● **Requirement**: Would you output the whole of the data exactly?

App and web page records
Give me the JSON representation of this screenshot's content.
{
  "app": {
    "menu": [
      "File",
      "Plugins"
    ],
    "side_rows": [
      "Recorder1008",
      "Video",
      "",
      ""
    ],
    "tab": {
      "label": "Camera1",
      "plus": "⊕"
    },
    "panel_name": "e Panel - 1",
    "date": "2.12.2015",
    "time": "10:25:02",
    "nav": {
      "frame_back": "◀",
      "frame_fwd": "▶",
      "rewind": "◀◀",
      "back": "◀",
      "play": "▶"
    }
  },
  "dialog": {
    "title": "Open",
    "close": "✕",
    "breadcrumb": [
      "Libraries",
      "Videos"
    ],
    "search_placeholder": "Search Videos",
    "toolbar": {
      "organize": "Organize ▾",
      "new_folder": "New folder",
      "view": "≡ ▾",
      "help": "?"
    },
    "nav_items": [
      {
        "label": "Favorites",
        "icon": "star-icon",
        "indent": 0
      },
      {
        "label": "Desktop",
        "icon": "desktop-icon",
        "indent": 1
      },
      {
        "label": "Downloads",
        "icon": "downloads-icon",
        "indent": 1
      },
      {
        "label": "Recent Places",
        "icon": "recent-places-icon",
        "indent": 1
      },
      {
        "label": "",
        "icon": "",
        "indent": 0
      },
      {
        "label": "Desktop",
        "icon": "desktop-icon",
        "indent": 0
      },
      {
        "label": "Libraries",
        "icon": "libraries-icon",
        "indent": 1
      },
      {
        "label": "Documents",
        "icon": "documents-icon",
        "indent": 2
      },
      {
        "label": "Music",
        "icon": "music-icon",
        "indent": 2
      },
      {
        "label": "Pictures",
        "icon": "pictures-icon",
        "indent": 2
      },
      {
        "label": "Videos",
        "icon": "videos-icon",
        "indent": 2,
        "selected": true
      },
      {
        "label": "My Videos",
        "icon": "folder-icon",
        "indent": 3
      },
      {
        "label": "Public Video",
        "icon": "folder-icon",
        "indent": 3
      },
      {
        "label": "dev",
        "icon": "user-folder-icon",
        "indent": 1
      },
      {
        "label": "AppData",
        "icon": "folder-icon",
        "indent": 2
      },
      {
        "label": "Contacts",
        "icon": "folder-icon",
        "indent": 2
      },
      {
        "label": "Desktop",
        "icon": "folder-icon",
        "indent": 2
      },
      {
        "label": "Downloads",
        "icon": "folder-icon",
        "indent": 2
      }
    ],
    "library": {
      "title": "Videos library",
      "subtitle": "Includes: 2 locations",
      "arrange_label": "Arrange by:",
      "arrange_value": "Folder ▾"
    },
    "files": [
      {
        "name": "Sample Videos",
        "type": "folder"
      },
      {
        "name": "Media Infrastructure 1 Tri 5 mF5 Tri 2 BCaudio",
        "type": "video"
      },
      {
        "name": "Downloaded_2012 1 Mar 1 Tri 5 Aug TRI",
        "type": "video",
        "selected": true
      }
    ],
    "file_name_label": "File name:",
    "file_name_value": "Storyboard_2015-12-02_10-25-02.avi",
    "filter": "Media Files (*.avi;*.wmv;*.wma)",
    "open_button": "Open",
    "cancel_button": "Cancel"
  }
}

● **Output**:
Give me the JSON representation of this screenshot's content.
{
  "app": {
    "menu": [
      "File",
      "Plugins"
    ],
    "side_rows": [
      "Recorder1008",
      "Video",
      "",
      ""
    ],
    "tab": {
      "label": "Camera1",
      "plus": "⊕"
    },
    "panel_name": "e Panel - 1",
    "date": "2.12.2015",
    "time": "10:25:02",
    "nav": {
      "frame_back": "◀",
      "frame_fwd": "▶",
      "rewind": "◀◀",
      "back": "◀",
      "play": "▶"
    }
  },
  "dialog": {
    "title": "Open",
    "close": "✕",
    "breadcrumb": [
      "Libraries",
      "Videos"
    ],
    "search_placeholder": "Search Videos",
    "toolbar": {
      "organize": "Organize ▾",
      "new_folder": "New folder",
      "view": "≡ ▾",
      "help": "?"
    },
    "nav_items": [
      {
        "label": "Favorites",
        "icon": "star-icon",
        "indent": 0
      },
      {
        "label": "Desktop",
        "icon": "desktop-icon",
        "indent": 1
      },
      {
        "label": "Downloads",
        "icon": "downloads-icon",
        "indent": 1
      },
      {
        "label": "Recent Places",
        "icon": "recent-places-icon",
        "indent": 1
      },
      {
        "label": "",
        "icon": "",
        "indent": 0
      },
      {
        "label": "Desktop",
        "icon": "desktop-icon",
        "indent": 0
      },
      {
        "label": "Libraries",
        "icon": "libraries-icon",
        "indent": 1
      },
      {
        "label": "Documents",
        "icon": "documents-icon",
        "indent": 2
      },
      {
        "label": "Music",
        "icon": "music-icon",
        "indent": 2
      },
      {
        "label": "Pictures",
        "icon": "pictures-icon",
        "indent": 2
      },
      {
        "label": "Videos",
        "icon": "videos-icon",
        "indent": 2,
        "selected": true
      },
      {
        "label": "My Videos",
        "icon": "folder-icon",
        "indent": 3
      },
      {
        "label": "Public Video",
        "icon": "folder-icon",
        "indent": 3
      },
      {
        "label": "dev",
        "icon": "user-folder-icon",
        "indent": 1
      },
      {
        "label": "AppData",
        "icon": "folder-icon",
        "indent": 2
      },
      {
        "label": "Contacts",
        "icon": "folder-icon",
        "indent": 2
      },
      {
        "label": "Desktop",
        "icon": "folder-icon",
        "indent": 2
      },
      {
        "label": "Downloads",
        "icon": "folder-icon",
        "indent": 2
      }
    ],
    "library": {
      "title": "Videos library",
      "subtitle": "Includes: 2 locations",
      "arrange_label": "Arrange by:",
      "arrange_value": "Folder ▾"
    },
    "files": [
      {
        "name": "Sample Videos",
        "type": "folder"
      },
      {
        "name": "Media Infrastructure 1 Tri 5 mF5 Tri 2 BCaudio",
        "type": "video"
      },
      {
        "name": "Downloaded_2012 1 Mar 1 Tri 5 Aug TRI",
        "type": "video",
        "selected": true
      }
    ],
    "file_name_label": "File name:",
    "file_name_value": "Storyboard_2015-12-02_10-25-02.avi",
    "filter": "Media Files (*.avi;*.wmv;*.wma)",
    "open_button": "Open",
    "cancel_button": "Cancel"
  }
}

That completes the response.